Here is some “Food for Thought” that aired Tuesday on 1590 AM KLIV during “The CEO Show,” which I host:

Currently, Congress and President Obama are putting their final touches on what they hope will be comprehensive health care reform. Since health care accounts for one-sixth of the American economy, the decisions they make will impact the lives and livelihoods of almost every American.

From my perspective and the perspective of the Silicon Valley Leadership Group, there are core elements that we hope will be in any final health care plan: Universal coverage for all Americans; cost containment for individuals and employers; improved quality and coordination of care; an emphasis on wellness, diet and exercise; health IT; and tort reform.

The current House and Senate bills stack up against our priorities as follows:

  • Universal coverage for all Americans: It looks like 96 percent would be covered; not 100 percent, but much better than today’s 85 percent. 
  • Cost Containment: In terms of reducing the cost of health care for individuals and employers, serious concerns remain that the current plans will not reduce costs in the short-term or even the mid-term. 
  • Improved quality: We spend more per capita than any nation in the world but have poor health outcomes.
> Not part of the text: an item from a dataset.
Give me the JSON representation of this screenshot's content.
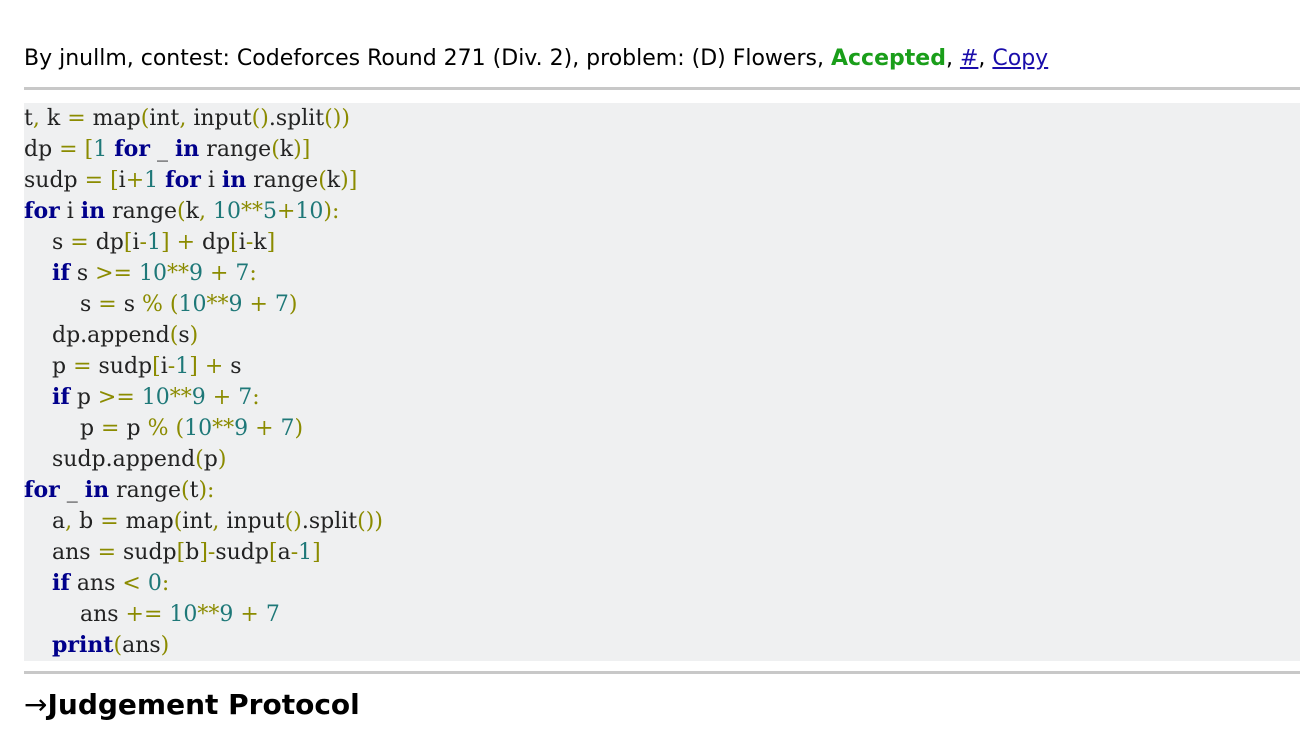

We need quality, not quantity. The bill will create medical homes for patients and providers will be in charge of managing your health, not just treating you and sending you home. 
  • Wellness: Forty percent of American adults are obese or overweight, and nearly 30 percent of children obese or overweight creating an epidemic that triggers largely avoidable serious illnesses like diabetes, heart disease, high blood pressure and cholesterol. Both bills could and should do more about this. 
  • Health IT: Electronic medical records, electronic prescribing and disease management, telemedicine and other emerging technologies will bring us improved efficiencies, reduction in errors, and better outcomes, all positive byproducts of positive gains in incorporating health IT. This has the potential of being a strong aspect of a final bill. 
  • Tort Reform: Avoiding frivolous lawsuits against doctors has proven to lower costs in states that have adopted thoughtful tort reform. Currently, such sensible steps are not in either plan. 

Comprehensive Health Care Reform: The chances look increasingly certain that something will pass, and be signed by the President, in the days or weeks ahead. I have shared the priority provisions of the Silicon Valley Leadership Group. They may or may not be yours. Whatever your priorities might be, pick up your phone or click on your keyboard and contact your Member of Congress.

There is too much at stake to sit on the sidelines of this important national debate.
I welcome your feedback. Never forget, our Democracy was not created for us to sit on the sidelines. Get engaged and move the ball forward.